The cost of parquet flooring is just one of its alluring features. There is parquet for all budgets and needs. It runs from $0.99 per square foot to more than $60.00 per square foot, depending on the type of parquet,  either solid or veneer, the woods chosen, and the thickness of the wood. Solid parquet is more expensive, but can be sanded down and refinished throughout the life of the floor, whereas sanding or refinishing the parquet panels may take the finish down to the cheaper wood underneath. Great caution should be used to keep from ruining the flooring. Medallions are also available, and while they are usually quite expensive, they are beautiful pieces of art and there are no limits as to design. The cost is usually between $1,300 to $3,500, depending on the size and the types of woods used. Medallions use some of the most exotic woods, which add greatly to their cost. The care of parquet flooring is easy and usually only requires a damp mop to keep them looking their best.

The warranties for parquet flooring vary. Some of the solid wood parquets come with lifetime coverage while the less expensive panels can go up to 25 years, depending on the thickness of the veneers.

Just for fun, one of the most famous parquet floors started its journey in 1946 as the floor of the original Boston Arena, home of the Celtics. In 1952 it was moved, completely intact, to Boston Garden and was used there by the Celtics until 1995, when it took yet another trip to what was known as the Fleet Center, now known as TD Garden. The floor was in use until 1999 when it was cut up and partially sold as souvenirs, as the Boston Garden was torn down in 1998. Today the Celtics play on a truly special parquet floor inside TD Garden that combines some of the old sections of the original floor and the new.

When choosing new flooring, parquet can be just the thing to finish that remodel beautifully.

Source by Kate Starr

Parquet Flooring

Posted on

Parquet flooring is made up of square pieces of wood in a geometric design. Parquet flooring offers a variety of design options. There are several types including laminate, parquet bamboo, multilaye, solid parquet, lamparquet, mosaic, etc. The collection of parquet includes maple, beech, cherry tree and oak classics, and dark wood types.

Parquet flooring has several advantages. It can be cleaned easily and has durability against spills and stains. It has environmental advantages over carpeting and synthetic based floor systems. It is easy to maintain. If the flooring begins to show signs of damage, the outside can be renewed by applying light sanding and re-sealing using varnish. Parquet flooring is installed directly over a concrete basement.

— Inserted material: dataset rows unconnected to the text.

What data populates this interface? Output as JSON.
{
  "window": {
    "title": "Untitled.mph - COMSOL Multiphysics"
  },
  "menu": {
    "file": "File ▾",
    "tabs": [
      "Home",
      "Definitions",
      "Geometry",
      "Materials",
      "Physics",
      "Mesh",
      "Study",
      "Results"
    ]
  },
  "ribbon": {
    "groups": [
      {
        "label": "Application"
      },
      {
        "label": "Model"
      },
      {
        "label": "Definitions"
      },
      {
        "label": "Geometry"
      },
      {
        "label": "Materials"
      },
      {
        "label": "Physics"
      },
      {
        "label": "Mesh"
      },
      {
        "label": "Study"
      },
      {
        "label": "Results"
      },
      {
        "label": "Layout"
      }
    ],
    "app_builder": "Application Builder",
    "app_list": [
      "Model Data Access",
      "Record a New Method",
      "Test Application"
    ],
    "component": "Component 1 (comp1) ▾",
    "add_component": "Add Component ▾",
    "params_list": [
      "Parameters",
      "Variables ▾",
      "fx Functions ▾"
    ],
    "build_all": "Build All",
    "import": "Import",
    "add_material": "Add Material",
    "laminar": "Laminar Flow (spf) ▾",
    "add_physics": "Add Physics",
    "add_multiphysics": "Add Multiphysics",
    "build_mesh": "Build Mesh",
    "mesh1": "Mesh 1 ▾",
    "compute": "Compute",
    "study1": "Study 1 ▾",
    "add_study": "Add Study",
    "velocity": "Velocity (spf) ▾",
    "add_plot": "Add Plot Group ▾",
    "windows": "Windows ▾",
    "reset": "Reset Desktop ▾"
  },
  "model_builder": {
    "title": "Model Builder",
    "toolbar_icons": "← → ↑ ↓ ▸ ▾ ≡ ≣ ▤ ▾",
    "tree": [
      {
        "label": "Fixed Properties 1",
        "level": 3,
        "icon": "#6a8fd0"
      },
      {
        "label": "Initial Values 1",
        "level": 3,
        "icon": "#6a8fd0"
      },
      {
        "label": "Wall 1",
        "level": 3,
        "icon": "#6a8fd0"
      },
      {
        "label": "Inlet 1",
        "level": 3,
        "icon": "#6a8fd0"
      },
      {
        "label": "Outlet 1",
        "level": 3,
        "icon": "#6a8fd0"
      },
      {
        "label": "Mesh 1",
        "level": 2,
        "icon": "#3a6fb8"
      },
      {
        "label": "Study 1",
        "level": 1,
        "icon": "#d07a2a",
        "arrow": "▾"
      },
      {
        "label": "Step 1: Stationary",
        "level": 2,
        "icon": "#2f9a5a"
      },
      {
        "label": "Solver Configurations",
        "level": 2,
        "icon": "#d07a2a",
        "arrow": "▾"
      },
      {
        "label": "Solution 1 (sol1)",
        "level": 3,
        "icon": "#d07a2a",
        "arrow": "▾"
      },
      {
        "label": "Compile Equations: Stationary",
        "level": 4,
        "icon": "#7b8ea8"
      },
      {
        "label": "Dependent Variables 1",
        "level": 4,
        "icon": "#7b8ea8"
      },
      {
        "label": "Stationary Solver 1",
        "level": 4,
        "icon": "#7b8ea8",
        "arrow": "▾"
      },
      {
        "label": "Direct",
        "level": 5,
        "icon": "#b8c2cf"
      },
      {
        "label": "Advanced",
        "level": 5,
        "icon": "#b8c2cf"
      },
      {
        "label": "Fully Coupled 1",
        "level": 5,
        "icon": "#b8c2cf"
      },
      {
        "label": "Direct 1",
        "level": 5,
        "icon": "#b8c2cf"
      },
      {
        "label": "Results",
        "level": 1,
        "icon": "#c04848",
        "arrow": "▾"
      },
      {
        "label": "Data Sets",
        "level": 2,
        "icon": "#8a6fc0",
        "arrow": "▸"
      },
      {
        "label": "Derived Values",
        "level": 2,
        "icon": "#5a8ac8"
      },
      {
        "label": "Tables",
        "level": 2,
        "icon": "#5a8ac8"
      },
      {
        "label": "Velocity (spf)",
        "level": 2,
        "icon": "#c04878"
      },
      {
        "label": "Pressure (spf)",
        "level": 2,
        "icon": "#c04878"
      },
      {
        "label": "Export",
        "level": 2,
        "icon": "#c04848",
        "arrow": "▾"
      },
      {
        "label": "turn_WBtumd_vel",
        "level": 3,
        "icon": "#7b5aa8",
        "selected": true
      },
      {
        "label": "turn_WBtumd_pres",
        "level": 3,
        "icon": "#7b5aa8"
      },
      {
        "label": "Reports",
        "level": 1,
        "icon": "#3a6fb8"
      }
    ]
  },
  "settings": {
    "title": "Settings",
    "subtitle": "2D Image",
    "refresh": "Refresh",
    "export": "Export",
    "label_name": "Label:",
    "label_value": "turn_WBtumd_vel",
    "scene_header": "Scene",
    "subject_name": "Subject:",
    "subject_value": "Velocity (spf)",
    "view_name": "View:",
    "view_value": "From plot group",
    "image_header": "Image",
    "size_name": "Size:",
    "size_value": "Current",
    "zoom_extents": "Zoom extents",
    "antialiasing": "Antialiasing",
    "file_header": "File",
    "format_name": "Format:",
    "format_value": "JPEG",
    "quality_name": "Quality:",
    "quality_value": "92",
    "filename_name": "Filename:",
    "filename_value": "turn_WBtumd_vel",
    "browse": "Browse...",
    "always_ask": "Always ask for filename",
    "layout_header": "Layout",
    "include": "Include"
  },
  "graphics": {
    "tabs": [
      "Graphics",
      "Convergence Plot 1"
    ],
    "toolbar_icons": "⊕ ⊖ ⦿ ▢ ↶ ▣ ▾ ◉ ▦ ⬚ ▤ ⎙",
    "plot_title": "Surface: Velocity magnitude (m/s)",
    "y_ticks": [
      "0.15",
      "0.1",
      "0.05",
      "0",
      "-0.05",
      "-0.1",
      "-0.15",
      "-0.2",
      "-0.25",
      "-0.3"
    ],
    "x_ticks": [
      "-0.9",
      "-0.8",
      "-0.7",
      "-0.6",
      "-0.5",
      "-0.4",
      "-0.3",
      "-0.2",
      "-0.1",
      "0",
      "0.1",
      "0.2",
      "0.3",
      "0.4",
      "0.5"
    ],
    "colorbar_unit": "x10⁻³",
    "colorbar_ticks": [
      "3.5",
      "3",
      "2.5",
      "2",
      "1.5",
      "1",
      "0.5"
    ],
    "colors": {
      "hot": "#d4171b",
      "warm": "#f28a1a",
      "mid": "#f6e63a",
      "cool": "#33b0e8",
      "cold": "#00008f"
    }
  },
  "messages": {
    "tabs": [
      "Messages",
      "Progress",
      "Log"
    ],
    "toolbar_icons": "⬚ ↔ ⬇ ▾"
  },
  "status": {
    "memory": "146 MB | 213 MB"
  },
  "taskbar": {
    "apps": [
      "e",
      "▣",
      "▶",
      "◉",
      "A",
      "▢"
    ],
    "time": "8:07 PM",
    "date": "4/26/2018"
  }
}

There is a high demand for prefabricated parquet. Beech is the most popular type of wood used and is preferred over oak. Prefabricated parquet is now available with pre-oiled, waxed or finished surfaces. Product developers aim to make the surfaces as easy to care and scratch resistant as possible. Consumers normally demand light colors. Strip flooring is the method of installation recommended by manufacturers.

In earlier days, parquet was made of strips of wood affixed into square blocks. This type of flooring was extremely sensitive to moisture and would bulge and collapse when exposed to humidity. Today, parquet flooring is made of plywood or a hardwood and is given a laminated finish. This flooring is resistant to moisture and can be installed even at the basement level.

Parquet flooring is seeing a revival in the market. With the increase in health and environmental consciousness more and more customers are returning to parquet flooring.

Source by Peter Emerson